● Work request:
Give back every record that follows, exactly as written.

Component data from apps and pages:
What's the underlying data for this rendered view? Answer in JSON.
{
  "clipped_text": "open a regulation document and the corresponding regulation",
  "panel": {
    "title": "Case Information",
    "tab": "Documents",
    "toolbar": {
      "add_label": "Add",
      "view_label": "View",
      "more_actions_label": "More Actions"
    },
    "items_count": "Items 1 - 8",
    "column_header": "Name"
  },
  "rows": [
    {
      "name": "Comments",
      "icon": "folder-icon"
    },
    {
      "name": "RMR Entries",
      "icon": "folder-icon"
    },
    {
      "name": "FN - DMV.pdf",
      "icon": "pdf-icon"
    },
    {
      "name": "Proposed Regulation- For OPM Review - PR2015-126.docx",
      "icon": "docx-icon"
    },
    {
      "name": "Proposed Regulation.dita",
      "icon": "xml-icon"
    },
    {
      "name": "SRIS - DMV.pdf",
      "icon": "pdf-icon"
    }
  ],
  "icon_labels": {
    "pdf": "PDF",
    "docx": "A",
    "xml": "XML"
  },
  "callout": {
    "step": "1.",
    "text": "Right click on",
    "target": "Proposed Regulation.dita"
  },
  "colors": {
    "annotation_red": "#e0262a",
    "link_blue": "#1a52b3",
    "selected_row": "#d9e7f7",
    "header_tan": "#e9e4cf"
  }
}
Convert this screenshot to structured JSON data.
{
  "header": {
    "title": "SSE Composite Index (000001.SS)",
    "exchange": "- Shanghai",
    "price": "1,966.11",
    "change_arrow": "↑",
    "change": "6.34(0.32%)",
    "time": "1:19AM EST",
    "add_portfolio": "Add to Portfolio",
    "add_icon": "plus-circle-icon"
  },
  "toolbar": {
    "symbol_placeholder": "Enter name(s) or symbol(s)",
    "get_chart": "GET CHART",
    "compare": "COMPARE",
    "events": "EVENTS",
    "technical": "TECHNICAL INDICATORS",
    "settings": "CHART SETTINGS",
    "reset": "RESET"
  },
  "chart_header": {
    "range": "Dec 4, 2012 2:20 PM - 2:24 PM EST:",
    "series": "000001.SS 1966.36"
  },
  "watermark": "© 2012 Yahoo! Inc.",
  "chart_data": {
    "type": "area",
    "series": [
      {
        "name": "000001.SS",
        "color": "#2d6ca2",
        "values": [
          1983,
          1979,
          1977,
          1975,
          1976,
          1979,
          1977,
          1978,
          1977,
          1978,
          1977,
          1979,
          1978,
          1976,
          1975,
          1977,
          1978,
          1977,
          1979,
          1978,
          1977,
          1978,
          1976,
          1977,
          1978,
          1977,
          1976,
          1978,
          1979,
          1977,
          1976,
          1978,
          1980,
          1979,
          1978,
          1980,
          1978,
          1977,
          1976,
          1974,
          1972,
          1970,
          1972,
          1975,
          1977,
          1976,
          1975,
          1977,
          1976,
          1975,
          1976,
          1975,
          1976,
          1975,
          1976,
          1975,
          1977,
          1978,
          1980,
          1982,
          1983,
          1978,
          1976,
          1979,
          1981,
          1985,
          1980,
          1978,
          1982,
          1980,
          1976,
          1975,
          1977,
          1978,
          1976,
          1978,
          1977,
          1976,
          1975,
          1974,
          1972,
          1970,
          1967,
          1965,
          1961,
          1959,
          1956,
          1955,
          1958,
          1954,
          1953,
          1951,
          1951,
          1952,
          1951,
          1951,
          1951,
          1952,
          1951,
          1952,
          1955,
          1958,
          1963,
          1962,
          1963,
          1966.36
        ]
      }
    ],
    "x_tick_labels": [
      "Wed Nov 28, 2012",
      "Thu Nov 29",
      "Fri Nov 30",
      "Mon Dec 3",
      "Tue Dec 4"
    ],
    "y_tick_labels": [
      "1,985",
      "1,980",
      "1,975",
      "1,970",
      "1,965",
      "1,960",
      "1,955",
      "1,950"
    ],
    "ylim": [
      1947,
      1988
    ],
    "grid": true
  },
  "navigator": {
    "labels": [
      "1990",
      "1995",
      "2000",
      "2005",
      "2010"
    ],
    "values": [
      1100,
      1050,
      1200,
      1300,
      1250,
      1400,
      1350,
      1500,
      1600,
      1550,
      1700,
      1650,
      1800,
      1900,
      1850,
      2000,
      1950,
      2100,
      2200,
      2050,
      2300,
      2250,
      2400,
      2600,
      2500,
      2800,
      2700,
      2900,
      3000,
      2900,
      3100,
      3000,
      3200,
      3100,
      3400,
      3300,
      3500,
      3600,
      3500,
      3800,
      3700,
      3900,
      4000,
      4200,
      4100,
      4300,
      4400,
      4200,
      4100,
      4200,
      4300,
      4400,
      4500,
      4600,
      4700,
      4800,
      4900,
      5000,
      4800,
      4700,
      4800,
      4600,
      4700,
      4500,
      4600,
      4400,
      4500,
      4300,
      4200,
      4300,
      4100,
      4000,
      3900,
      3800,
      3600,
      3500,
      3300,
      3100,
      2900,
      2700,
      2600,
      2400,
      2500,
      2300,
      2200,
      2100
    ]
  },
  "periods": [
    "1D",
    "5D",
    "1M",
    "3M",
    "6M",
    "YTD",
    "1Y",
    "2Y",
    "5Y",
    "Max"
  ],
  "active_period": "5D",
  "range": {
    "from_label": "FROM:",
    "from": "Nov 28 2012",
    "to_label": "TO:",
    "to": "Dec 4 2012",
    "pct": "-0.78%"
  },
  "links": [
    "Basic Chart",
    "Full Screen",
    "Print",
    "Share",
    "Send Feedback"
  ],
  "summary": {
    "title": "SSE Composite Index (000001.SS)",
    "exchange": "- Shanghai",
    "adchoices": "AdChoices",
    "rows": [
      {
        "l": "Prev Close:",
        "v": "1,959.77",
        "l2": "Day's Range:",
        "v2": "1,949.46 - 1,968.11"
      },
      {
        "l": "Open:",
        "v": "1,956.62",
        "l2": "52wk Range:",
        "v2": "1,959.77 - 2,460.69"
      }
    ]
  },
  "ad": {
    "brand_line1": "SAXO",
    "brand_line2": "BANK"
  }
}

● Task output:
What's the underlying data for this rendered view? Answer in JSON.
{
  "clipped_text": "open a regulation document and the corresponding regulation",
  "panel": {
    "title": "Case Information",
    "tab": "Documents",
    "toolbar": {
      "add_label": "Add",
      "view_label": "View",
      "more_actions_label": "More Actions"
    },
    "items_count": "Items 1 - 8",
    "column_header": "Name"
  },
  "rows": [
    {
      "name": "Comments",
      "icon": "folder-icon"
    },
    {
      "name": "RMR Entries",
      "icon": "folder-icon"
    },
    {
      "name": "FN - DMV.pdf",
      "icon": "pdf-icon"
    },
    {
      "name": "Proposed Regulation- For OPM Review - PR2015-126.docx",
      "icon": "docx-icon"
    },
    {
      "name": "Proposed Regulation.dita",
      "icon": "xml-icon"
    },
    {
      "name": "SRIS - DMV.pdf",
      "icon": "pdf-icon"
    }
  ],
  "icon_labels": {
    "pdf": "PDF",
    "docx": "A",
    "xml": "XML"
  },
  "callout": {
    "step": "1.",
    "text": "Right click on",
    "target": "Proposed Regulation.dita"
  },
  "colors": {
    "annotation_red": "#e0262a",
    "link_blue": "#1a52b3",
    "selected_row": "#d9e7f7",
    "header_tan": "#e9e4cf"
  }
}
Convert this screenshot to structured JSON data.
{
  "header": {
    "title": "SSE Composite Index (000001.SS)",
    "exchange": "- Shanghai",
    "price": "1,966.11",
    "change_arrow": "↑",
    "change": "6.34(0.32%)",
    "time": "1:19AM EST",
    "add_portfolio": "Add to Portfolio",
    "add_icon": "plus-circle-icon"
  },
  "toolbar": {
    "symbol_placeholder": "Enter name(s) or symbol(s)",
    "get_chart": "GET CHART",
    "compare": "COMPARE",
    "events": "EVENTS",
    "technical": "TECHNICAL INDICATORS",
    "settings": "CHART SETTINGS",
    "reset": "RESET"
  },
  "chart_header": {
    "range": "Dec 4, 2012 2:20 PM - 2:24 PM EST:",
    "series": "000001.SS 1966.36"
  },
  "watermark": "© 2012 Yahoo! Inc.",
  "chart_data": {
    "type": "area",
    "series": [
      {
        "name": "000001.SS",
        "color": "#2d6ca2",
        "values": [
          1983,
          1979,
          1977,
          1975,
          1976,
          1979,
          1977,
          1978,
          1977,
          1978,
          1977,
          1979,
          1978,
          1976,
          1975,
          1977,
          1978,
          1977,
          1979,
          1978,
          1977,
          1978,
          1976,
          1977,
          1978,
          1977,
          1976,
          1978,
          1979,
          1977,
          1976,
          1978,
          1980,
          1979,
          1978,
          1980,
          1978,
          1977,
          1976,
          1974,
          1972,
          1970,
          1972,
          1975,
          1977,
          1976,
          1975,
          1977,
          1976,
          1975,
          1976,
          1975,
          1976,
          1975,
          1976,
          1975,
          1977,
          1978,
          1980,
          1982,
          1983,
          1978,
          1976,
          1979,
          1981,
          1985,
          1980,
          1978,
          1982,
          1980,
          1976,
          1975,
          1977,
          1978,
          1976,
          1978,
          1977,
          1976,
          1975,
          1974,
          1972,
          1970,
          1967,
          1965,
          1961,
          1959,
          1956,
          1955,
          1958,
          1954,
          1953,
          1951,
          1951,
          1952,
          1951,
          1951,
          1951,
          1952,
          1951,
          1952,
          1955,
          1958,
          1963,
          1962,
          1963,
          1966.36
        ]
      }
    ],
    "x_tick_labels": [
      "Wed Nov 28, 2012",
      "Thu Nov 29",
      "Fri Nov 30",
      "Mon Dec 3",
      "Tue Dec 4"
    ],
    "y_tick_labels": [
      "1,985",
      "1,980",
      "1,975",
      "1,970",
      "1,965",
      "1,960",
      "1,955",
      "1,950"
    ],
    "ylim": [
      1947,
      1988
    ],
    "grid": true
  },
  "navigator": {
    "labels": [
      "1990",
      "1995",
      "2000",
      "2005",
      "2010"
    ],
    "values": [
      1100,
      1050,
      1200,
      1300,
      1250,
      1400,
      1350,
      1500,
      1600,
      1550,
      1700,
      1650,
      1800,
      1900,
      1850,
      2000,
      1950,
      2100,
      2200,
      2050,
      2300,
      2250,
      2400,
      2600,
      2500,
      2800,
      2700,
      2900,
      3000,
      2900,
      3100,
      3000,
      3200,
      3100,
      3400,
      3300,
      3500,
      3600,
      3500,
      3800,
      3700,
      3900,
      4000,
      4200,
      4100,
      4300,
      4400,
      4200,
      4100,
      4200,
      4300,
      4400,
      4500,
      4600,
      4700,
      4800,
      4900,
      5000,
      4800,
      4700,
      4800,
      4600,
      4700,
      4500,
      4600,
      4400,
      4500,
      4300,
      4200,
      4300,
      4100,
      4000,
      3900,
      3800,
      3600,
      3500,
      3300,
      3100,
      2900,
      2700,
      2600,
      2400,
      2500,
      2300,
      2200,
      2100
    ]
  },
  "periods": [
    "1D",
    "5D",
    "1M",
    "3M",
    "6M",
    "YTD",
    "1Y",
    "2Y",
    "5Y",
    "Max"
  ],
  "active_period": "5D",
  "range": {
    "from_label": "FROM:",
    "from": "Nov 28 2012",
    "to_label": "TO:",
    "to": "Dec 4 2012",
    "pct": "-0.78%"
  },
  "links": [
    "Basic Chart",
    "Full Screen",
    "Print",
    "Share",
    "Send Feedback"
  ],
  "summary": {
    "title": "SSE Composite Index (000001.SS)",
    "exchange": "- Shanghai",
    "adchoices": "AdChoices",
    "rows": [
      {
        "l": "Prev Close:",
        "v": "1,959.77",
        "l2": "Day's Range:",
        "v2": "1,949.46 - 1,968.11"
      },
      {
        "l": "Open:",
        "v": "1,956.62",
        "l2": "52wk Range:",
        "v2": "1,959.77 - 2,460.69"
      }
    ]
  },
  "ad": {
    "brand_line1": "SAXO",
    "brand_line2": "BANK"
  }
}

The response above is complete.